On the 4th drop, we finally got a hookup and it was BIG.  The fish smoked drag off the reef for the longest time.  We must have had almost a mile of line off the reel.  We slowly gained it back in, inch by inch.  After two hours, we finally got sight of the fish and could see how big it was.  The last hundred feet of line took the longest and the fish appeared bigger and bigger and we brought him up closer to the surface.  When we had the fish about 20 feet away, Mick, the first mate on the trip, threw the harpoon which impaled the fish through it’s shoulder.  The fish was caught!

Hauling the fish into the boat was more than a small task.  It took everyone aboard to get this fish into the boat.  High fives all around!  There was no beating the catch we just got so we throttled up and ran the 20 miles back to Fort Lauderdale to take pictures with the fish.  We used a block and tackle to lift the fish onto the dock.  We took pictures with the fish over the course of the next hour and half.  After the photos were done, we cut the fish up and gave the meat away to friends and customers, feeding over a hundred different people.  Catches of swordfish this size don’t happen often.

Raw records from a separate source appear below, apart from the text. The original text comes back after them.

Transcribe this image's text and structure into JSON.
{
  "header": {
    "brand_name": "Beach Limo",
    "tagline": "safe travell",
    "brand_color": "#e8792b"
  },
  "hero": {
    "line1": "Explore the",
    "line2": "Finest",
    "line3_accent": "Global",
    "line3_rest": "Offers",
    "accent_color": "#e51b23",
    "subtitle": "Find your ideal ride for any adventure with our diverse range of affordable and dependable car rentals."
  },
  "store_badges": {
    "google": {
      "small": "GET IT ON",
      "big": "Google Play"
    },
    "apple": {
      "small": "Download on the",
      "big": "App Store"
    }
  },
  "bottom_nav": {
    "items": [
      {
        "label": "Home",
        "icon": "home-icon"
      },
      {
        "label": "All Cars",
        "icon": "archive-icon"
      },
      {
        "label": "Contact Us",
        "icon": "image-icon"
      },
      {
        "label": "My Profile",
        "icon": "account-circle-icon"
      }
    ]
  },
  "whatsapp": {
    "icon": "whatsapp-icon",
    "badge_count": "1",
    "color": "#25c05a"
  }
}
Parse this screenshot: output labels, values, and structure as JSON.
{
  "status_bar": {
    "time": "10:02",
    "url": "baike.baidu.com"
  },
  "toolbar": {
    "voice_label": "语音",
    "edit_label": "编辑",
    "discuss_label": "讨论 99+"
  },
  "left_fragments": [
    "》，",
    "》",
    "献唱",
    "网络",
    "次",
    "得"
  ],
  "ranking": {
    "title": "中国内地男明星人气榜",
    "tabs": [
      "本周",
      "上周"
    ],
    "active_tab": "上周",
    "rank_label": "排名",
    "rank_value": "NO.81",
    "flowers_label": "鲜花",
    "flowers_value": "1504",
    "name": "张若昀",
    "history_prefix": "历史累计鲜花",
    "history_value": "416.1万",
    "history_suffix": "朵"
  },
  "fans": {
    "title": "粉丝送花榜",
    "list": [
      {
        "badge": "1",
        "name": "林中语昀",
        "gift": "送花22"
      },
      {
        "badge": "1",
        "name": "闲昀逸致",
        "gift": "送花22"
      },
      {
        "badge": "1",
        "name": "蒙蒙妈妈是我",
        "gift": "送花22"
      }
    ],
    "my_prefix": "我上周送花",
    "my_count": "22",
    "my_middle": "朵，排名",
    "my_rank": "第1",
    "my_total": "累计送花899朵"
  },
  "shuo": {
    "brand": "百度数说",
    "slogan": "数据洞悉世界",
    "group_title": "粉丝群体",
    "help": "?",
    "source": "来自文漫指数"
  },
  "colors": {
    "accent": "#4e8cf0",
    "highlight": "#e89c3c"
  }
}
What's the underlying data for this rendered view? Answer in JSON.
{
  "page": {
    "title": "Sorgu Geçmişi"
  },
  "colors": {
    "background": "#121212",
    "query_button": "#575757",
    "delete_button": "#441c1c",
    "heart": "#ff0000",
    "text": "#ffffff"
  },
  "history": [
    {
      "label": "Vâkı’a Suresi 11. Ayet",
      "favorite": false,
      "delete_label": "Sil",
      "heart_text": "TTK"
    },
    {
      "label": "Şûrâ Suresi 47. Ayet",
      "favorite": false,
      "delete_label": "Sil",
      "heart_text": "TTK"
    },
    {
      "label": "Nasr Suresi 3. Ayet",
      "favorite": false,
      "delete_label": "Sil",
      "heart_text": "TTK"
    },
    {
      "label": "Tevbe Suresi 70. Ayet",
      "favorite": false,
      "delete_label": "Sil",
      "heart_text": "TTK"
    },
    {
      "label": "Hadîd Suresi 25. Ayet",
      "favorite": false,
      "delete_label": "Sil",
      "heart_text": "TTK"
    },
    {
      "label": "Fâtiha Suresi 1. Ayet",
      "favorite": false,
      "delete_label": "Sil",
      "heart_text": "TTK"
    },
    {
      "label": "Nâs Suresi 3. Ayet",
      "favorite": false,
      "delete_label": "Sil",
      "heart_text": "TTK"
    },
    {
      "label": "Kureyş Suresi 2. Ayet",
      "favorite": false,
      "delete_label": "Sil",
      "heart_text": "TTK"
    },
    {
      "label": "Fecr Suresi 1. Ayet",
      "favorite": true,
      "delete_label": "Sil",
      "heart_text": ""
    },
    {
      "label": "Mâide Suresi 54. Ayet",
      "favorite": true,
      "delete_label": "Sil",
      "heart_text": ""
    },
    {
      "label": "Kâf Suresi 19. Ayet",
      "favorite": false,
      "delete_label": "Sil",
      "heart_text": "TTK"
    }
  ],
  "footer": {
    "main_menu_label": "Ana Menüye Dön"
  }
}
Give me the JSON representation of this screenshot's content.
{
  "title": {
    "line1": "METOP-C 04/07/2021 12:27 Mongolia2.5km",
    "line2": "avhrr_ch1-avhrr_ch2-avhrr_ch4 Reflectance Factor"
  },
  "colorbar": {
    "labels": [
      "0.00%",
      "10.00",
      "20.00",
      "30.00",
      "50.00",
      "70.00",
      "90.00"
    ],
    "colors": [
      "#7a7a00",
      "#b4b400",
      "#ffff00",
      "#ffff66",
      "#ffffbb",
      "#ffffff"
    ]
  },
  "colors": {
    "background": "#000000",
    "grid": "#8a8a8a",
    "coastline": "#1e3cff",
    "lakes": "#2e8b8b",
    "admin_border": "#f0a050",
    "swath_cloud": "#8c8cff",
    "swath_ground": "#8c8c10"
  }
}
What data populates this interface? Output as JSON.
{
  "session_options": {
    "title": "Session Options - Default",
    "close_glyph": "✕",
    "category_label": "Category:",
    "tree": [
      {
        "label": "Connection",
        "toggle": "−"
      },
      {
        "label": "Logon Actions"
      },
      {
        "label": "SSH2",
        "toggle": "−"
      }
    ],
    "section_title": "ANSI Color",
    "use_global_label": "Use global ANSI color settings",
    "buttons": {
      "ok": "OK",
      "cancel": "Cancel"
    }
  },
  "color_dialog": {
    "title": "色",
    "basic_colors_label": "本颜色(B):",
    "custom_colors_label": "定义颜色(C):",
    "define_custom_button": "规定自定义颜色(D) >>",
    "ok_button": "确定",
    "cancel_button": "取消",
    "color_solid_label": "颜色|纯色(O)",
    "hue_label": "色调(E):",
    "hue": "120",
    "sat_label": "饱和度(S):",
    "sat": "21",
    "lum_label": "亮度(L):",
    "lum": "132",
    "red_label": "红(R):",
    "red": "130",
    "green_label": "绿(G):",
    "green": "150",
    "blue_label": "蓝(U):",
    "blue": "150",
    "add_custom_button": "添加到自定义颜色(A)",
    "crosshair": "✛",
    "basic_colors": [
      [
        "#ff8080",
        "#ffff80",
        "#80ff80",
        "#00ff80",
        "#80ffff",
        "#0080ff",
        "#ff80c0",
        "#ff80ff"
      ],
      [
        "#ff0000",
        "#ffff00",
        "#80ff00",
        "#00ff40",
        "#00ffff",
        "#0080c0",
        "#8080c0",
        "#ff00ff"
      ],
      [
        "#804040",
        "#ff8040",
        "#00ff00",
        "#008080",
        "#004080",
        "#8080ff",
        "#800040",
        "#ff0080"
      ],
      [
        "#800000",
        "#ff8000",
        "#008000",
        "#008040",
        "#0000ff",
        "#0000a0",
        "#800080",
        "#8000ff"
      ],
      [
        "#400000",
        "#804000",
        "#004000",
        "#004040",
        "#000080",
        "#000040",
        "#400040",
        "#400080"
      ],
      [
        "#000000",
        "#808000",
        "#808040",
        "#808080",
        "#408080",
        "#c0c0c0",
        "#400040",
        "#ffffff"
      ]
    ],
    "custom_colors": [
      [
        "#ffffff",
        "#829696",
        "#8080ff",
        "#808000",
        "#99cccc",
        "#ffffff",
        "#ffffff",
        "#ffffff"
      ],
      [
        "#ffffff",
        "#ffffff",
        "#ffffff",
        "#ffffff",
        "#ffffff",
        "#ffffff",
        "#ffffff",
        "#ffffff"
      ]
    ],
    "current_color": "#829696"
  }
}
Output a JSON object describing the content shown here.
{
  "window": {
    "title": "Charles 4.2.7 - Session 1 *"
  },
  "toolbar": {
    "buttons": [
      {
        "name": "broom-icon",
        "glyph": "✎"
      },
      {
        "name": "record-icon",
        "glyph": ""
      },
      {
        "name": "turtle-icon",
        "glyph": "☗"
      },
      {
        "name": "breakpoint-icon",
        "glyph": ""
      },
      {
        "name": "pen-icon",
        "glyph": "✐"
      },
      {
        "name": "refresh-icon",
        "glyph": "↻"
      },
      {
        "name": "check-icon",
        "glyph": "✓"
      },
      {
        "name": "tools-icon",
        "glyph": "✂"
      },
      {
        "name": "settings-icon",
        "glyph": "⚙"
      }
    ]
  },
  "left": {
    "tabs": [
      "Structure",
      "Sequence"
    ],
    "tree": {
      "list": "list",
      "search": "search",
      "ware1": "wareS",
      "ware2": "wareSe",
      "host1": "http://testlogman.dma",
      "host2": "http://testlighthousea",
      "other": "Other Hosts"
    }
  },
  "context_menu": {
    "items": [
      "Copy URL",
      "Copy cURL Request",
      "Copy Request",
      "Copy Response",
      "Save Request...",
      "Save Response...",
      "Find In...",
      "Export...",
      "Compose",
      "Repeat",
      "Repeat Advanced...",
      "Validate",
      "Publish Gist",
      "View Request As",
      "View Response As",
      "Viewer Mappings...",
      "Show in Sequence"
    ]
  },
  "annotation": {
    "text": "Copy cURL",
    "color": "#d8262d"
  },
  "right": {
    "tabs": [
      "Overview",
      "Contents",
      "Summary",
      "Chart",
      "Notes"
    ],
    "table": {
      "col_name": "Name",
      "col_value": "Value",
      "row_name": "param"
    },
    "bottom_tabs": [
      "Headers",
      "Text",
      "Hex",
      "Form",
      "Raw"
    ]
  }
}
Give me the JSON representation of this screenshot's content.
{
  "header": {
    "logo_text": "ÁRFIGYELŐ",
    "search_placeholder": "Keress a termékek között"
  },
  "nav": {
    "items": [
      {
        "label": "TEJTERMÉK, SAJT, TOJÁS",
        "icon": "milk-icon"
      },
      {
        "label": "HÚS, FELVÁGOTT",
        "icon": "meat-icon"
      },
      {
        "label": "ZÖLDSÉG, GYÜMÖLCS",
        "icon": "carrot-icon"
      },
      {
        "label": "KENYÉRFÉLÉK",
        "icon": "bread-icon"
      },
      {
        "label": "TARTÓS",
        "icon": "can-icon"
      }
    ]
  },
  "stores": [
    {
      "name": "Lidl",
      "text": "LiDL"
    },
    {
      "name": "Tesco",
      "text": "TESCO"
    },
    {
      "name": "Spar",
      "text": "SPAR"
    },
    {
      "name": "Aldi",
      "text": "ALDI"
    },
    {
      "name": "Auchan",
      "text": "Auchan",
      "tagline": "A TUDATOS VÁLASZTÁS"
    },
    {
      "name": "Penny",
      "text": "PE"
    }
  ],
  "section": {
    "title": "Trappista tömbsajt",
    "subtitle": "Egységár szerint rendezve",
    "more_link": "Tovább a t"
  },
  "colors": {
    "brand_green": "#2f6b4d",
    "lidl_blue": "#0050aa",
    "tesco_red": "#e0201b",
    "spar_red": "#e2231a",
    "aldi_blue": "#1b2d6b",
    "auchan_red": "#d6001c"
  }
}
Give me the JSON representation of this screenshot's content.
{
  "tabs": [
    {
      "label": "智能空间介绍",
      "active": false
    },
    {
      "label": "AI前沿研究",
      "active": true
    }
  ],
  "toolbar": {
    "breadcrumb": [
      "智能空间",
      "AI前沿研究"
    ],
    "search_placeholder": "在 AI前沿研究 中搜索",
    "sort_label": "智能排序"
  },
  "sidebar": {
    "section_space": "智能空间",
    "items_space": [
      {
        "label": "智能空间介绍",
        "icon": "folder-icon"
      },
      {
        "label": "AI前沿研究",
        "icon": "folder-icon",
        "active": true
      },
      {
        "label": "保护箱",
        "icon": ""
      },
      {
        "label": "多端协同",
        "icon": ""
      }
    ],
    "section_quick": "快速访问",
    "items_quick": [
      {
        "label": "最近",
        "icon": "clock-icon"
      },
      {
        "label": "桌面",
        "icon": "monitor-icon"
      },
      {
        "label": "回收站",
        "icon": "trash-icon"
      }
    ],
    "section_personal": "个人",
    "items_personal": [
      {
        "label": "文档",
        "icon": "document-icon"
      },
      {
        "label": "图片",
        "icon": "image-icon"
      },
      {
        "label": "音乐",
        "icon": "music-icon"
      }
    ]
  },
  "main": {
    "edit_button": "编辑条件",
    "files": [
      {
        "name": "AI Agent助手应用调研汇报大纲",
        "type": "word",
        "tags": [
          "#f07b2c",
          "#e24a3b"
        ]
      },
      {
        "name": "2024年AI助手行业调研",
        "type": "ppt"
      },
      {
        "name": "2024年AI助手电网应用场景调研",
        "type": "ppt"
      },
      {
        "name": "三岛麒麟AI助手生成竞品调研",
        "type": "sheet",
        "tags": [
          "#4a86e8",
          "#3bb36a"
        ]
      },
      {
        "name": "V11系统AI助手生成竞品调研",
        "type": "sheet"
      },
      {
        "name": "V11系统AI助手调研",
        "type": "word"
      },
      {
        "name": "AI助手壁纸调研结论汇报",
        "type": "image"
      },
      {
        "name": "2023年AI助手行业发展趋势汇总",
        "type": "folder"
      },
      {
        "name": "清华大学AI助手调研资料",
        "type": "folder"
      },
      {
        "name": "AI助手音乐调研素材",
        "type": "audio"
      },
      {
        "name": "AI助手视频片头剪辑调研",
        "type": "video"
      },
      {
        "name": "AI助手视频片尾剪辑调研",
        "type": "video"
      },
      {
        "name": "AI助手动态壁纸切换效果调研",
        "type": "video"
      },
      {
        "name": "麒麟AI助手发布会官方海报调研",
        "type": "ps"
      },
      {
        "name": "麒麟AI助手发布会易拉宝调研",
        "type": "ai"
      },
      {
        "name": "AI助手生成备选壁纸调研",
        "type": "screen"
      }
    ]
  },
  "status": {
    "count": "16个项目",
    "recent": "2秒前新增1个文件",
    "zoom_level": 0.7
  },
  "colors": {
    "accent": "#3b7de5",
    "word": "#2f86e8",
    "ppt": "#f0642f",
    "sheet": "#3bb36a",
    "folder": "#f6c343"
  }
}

The big fish are biting off the coast of Fort Lauderdale.  Swordfish, sharks, sailfish, marlin, barracuda and amberjacks are all big game fish that are in season now and lurking off our coast.  Let’s go fishing.